Bruce and Richard, in particular, could have used a little more development. It feels strange to write a small complaint about Bruce being a little too bland for the main hero of the story, but I'd almost call this a "Batman adjacent movie" instead of a pure Batman film. He really does share the story equally with his teammates.
There are some stories Batman gets thrown into where I question the need for him, such as "Justice League Dark." It's a movie about magic and the more supernatural members of DC Comics, people like Deadman and Zatanna. It should have been headlined by John Constantine (whom I like a hell of a lot more than Bats), but it seemed like DC just didn't have enough in that character to bring eyeballs to the movie. So Batman, a character with no connection to magic or the supernatural, was shoehorned into the plot.
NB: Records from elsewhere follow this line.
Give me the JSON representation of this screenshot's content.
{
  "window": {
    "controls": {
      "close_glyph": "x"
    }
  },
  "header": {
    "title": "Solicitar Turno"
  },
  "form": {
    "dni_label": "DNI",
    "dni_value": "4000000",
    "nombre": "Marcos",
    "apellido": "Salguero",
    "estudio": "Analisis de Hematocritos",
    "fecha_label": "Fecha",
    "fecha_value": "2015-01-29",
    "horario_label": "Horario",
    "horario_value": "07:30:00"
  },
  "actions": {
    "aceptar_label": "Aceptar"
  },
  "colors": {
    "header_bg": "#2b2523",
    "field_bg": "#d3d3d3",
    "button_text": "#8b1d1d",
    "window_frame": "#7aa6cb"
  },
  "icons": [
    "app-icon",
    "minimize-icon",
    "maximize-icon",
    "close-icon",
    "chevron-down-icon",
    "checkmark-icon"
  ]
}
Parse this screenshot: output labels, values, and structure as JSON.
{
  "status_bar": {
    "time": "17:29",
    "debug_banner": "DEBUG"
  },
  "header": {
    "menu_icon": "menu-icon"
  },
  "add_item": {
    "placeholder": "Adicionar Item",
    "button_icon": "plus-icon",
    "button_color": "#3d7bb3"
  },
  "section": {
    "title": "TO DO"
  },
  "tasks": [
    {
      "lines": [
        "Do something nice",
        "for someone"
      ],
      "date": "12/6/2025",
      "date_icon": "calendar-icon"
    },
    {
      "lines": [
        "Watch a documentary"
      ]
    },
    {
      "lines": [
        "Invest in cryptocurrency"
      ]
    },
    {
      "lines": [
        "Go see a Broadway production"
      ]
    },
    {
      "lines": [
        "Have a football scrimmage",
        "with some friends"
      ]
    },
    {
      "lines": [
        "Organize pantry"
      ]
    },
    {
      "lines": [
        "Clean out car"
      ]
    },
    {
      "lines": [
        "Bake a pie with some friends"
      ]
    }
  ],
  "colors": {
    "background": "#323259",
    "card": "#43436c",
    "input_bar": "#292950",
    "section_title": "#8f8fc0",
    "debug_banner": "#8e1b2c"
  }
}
Was Batman necessary in this film? It would have been fine watching Lady Shiva, Ben and Richard take down hordes of ninjas and snake demons. But DC knows if they slap Batman onto something, it'll get a lot more attention.
All that to say, in a retro martial arts flick, character development is almost always going to take a back seat to the action. So any problems the movie had with character development were going to be inevitable.
To the credit of "Batman: Soul of the Dragon," the action is superb. Crafting animation is already difficult enough, but to draw characters racing through martial arts combat had to be a herculean task. And the artists at Warner Bros. Animation did a hell of a job. Every dodge is fluid, every punch powerful, every sword slice zings through the air. The teamwork of Bruce and his allies, combined with the nearly nonstop action (they had a lot to cram in 70 minutes) make for a lively and enjoyable film.
What really helps to enhance its mood is Joachim Horsley's score. The soundtrack provides an ocean of funk for every fight scene.
The movie's villain isn't much to write home about, just a generic terrorist/cult leader. I wonder how you could make the leader of a snake cult dull, but somehow the writers achieved that. Maybe that 70-minute constraint played a part, especially when Bruce had three other teammates.
The other complaint I have with this movie is the ending. It's very ... bizarre. I won't spoil it for you, but it's hard to understand what writer Jeremy Adams was going for. I can't really call it a cliffhanger because I doubt this film will get a sequel. It just left things strangely unresolved and generated more questions than it answered.
With a plot so simple (again, by comic book movie standards), this story should have been a piece of cake to wrap up. Instead, Adams decided to, I don't know, attempt to subvert expectations without a thought for what the ending does to the movie's continuity. And speaking of continuity, where was Alfred in this film?
I get that they wanted an original story, but "Batman: Soul of the Dragon" puts Bruce Wayne in charge of a nightclub and leaves out his only living family member. You can't have Batman without Alfred.
None of the issues I raised is fatal, but they do keep it from being a perfect entry in the Batman universe. I'd like to see more original stories and experiments in theme for DC's animated future.
"Batman: Soul of the Dragon" is available now on digital services, or you can pick up the DVD on Tuesday.